Setting The Scene For Our New Product Launches

In order to comply with the latest COVID-19 guidelines, we took a new angle on shooting the photography and video for our latest product launches.

Countless hours of dedication go into creating the best possible experience when we launch new products for our customers. And in the last few months, we’ve managed to launch three!

When debuting our new photo tiles, calendars and glass ornaments, it was important to show how they would look in a real home. Since all three are items that will be proudly displayed in homes across the globe, it was important to give people a feel for what they’d look like on their own walls or Christmas tree.

A living room set

Just one thing stood in our way. Due to COVID-19, larger-scale location shoots had become significantly more challenging. And after weighing up the pros and cons, we agreed the best route forward was to actually build a home within our studio.

OK, OK. Not the whole home, but an illusion of it that would cleverly give our customers just enough of a peek inside to see how our new products were hanging.

A bedroom scene from our studio

Whilst much of our team had been working remotely, it was important to have most of the set design agreed prior to purchasing a single wood batten. We built a to-scale 3D model of how the set would work, solving build restrictions due to space whilst simultaneously deciding on furniture, propping and camera angles.

Once we’d laid the flooring, the walls were constructed using large 8ft x 4ft theatre flats. After three days and a whole load of filler, we had the skeleton of our set. It was paramount that the set was as versatile as possible, giving us the ability to morph into multiple rooms of a home with a quick lick of paint. We, therefore, made the set much wider than we initially needed, so we could shoot both with and without the doorframe, to further aid the illusion of multiple spaces.

Popsa photo tiles on a wall

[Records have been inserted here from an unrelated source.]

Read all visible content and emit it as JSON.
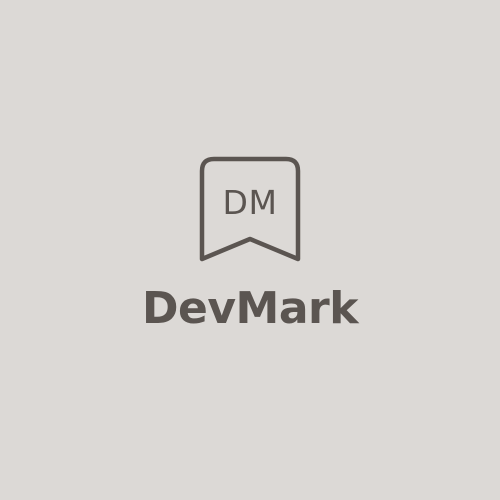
{
  "brand": {
    "name": "DevMark",
    "initials": "DM"
  },
  "colors": {
    "background": "#dcd9d6",
    "ink": "#5b5551"
  },
  "icons": {
    "emblem": "bookmark-ribbon-icon"
  }
}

After hours of sanding, painting and furniture building, we were finally ready to shoot. The final touch to make the space feel as real as possible, was lighting -- with shards of harsh sunlight illuminating the wall, brightening up the space and welcoming in some wintry vibes. Just in time for Christmas.